April 15, 2010
Renee DeGross Valdes, 404-413-1353
ATLANTA - When Russia implemented its flat tax structure in 2001, drastically slashing personal income tax rates, it was soon hailed by experts as an economic windfall for that country.

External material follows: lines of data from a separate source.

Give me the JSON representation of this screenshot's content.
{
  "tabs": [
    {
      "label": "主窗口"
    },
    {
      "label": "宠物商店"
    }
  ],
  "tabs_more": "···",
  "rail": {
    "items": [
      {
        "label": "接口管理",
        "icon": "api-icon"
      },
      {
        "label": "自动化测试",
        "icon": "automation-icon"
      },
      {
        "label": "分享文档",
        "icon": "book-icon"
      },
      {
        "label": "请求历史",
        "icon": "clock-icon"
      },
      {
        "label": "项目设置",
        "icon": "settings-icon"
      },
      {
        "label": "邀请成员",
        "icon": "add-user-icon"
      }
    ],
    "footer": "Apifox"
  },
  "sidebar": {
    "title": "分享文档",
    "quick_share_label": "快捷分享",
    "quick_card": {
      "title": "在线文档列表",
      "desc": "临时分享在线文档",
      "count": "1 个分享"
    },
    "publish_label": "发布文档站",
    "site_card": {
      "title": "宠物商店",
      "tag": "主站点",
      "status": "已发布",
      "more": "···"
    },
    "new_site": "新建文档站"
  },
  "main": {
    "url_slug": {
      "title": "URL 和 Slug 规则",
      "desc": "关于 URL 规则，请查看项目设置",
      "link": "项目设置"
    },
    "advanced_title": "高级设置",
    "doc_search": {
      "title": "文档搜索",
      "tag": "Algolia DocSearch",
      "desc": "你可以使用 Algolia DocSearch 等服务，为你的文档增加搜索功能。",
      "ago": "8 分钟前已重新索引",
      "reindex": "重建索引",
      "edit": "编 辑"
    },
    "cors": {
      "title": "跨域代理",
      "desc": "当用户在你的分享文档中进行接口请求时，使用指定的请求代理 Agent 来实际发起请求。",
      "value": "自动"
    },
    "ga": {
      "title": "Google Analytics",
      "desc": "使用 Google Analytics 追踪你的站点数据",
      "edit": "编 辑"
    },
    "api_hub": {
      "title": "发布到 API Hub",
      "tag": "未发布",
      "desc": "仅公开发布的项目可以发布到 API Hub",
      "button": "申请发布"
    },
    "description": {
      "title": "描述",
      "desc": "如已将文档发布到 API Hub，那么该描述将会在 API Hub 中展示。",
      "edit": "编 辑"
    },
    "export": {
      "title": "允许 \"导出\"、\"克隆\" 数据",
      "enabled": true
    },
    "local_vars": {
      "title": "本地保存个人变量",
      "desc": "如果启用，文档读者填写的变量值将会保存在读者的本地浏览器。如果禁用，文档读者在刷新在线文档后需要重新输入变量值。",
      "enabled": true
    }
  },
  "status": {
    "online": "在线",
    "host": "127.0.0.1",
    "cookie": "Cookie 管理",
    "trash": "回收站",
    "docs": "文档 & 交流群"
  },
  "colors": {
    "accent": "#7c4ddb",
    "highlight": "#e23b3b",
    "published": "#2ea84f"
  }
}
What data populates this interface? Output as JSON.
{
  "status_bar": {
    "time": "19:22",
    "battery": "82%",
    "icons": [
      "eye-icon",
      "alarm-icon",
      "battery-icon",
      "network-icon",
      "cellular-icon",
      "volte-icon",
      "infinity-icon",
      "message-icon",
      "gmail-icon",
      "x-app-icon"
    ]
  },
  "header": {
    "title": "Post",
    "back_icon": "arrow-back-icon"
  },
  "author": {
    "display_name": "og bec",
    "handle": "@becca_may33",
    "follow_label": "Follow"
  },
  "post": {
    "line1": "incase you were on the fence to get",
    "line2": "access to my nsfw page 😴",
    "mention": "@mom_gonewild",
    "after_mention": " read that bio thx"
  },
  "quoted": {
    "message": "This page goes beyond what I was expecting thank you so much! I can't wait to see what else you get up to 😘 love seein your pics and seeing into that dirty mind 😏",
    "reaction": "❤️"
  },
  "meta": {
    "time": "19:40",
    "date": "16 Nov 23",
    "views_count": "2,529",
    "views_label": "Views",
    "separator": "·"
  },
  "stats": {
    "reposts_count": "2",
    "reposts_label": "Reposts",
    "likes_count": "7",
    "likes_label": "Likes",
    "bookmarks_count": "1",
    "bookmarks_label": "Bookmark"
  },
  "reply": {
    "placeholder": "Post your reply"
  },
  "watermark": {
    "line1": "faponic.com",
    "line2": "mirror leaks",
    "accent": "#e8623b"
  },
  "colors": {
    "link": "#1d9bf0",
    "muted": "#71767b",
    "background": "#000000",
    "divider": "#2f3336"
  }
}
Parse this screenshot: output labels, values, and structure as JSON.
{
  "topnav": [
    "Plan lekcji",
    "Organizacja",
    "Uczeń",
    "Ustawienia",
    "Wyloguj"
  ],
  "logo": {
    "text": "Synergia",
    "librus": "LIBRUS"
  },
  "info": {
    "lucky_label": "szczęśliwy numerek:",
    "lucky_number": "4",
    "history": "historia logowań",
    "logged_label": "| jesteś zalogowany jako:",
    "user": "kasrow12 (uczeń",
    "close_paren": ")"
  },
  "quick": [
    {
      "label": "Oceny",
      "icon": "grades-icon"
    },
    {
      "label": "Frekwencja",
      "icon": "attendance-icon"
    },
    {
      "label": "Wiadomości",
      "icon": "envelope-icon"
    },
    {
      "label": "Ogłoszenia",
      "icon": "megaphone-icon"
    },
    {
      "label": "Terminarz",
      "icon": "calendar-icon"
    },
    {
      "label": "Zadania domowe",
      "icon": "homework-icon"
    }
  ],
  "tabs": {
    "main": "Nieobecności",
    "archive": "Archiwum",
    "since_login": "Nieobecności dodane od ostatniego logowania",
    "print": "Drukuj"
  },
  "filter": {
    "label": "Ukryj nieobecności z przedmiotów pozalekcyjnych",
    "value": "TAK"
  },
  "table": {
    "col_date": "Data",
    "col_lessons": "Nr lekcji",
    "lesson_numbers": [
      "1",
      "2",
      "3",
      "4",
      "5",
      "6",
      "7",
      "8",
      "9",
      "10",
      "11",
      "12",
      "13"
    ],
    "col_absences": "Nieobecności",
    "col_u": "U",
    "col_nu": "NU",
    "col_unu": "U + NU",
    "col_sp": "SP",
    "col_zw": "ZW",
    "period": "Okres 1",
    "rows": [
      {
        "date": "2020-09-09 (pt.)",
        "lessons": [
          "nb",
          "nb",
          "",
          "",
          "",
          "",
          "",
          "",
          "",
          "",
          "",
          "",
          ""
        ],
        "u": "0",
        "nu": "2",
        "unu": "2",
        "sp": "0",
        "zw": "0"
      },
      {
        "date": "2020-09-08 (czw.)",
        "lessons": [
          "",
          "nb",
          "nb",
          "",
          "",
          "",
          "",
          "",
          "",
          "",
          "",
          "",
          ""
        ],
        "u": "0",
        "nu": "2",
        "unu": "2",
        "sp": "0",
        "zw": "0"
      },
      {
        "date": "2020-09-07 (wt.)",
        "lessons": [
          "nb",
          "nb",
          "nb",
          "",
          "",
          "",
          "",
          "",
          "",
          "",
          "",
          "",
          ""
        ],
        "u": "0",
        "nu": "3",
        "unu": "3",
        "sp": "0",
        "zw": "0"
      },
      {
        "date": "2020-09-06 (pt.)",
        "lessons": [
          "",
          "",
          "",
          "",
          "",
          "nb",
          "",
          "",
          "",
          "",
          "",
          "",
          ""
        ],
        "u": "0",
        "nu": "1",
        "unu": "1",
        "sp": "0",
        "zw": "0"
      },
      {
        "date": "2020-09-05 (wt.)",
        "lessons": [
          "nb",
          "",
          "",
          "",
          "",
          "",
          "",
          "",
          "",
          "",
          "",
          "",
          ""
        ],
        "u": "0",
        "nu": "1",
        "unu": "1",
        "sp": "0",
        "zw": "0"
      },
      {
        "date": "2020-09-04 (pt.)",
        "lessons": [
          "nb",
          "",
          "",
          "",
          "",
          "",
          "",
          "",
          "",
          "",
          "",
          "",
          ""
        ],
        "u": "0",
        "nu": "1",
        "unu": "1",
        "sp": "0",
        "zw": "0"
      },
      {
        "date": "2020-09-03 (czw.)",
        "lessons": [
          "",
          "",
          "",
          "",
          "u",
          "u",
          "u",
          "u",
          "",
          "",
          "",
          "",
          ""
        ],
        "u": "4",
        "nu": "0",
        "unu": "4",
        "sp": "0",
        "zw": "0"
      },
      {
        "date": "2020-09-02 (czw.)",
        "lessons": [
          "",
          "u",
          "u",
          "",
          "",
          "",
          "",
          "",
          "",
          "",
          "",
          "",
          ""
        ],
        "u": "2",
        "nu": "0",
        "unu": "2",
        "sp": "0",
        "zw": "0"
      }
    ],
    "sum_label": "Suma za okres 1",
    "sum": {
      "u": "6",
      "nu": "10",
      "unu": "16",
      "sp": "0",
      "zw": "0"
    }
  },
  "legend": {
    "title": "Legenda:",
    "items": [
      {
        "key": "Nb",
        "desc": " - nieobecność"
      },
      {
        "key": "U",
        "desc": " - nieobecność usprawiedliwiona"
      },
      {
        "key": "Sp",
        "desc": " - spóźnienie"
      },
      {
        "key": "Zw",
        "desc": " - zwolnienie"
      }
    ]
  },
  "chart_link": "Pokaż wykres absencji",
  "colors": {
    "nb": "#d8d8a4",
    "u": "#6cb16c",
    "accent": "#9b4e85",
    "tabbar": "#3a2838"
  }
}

But a study published by Georgia State University economics professors found that while the reform decreased tax evasion, it did very little to the increase in new economic activity.
For their groundbreaking work, Jorge Martinez-Vazquez, Regents' Professor of economics and director of the International Studies Program; Klara Sabirianova Peter, assistant professor of economics, and co-author Yuriy Gorodnichenko of the University of California at Berkeley, received Russia's first National Prize in Applied Economics for the best published research devoted to the Russian economy.
The 1.5 million rubles ($51,000) prize was established last year by a group of leading think tanks, universities, corporations, and others in Russia to promote analysis of their economy.
Their paper is entitled "Myth and Reality of Flat Tax Reform: Micro Estimates of Tax Evasion Response and Welfare Effects in Russia," and it was published recently in one of the top economics journals, the Journal of Political Economy.
"Our close examination of the effects of the 2001 Russia tax reform revealed a significant increase in reported income because of improved tax compliance but a very small increase in real productivity," said Martinez-Vazquez.
The award, which received wide attention in Russia, was presented to the winners on April 8. Yevgeniy Yasin, the former Russian Minister of Economy - now academic director of the Higher School of Economics and president of the Liberal Mission foundation, presented the award, with Sabirianova Peter accepting during a ceremony at the 11th International Conference on Economic and Social Development in Moscow.
"Russia's tax reform has important world-wide implications," Sabirianova Peter said, during her acceptance speech. "As of January, 29 countries had adopted the flat rate personal income tax, largely following Russia's lead in this type of reform."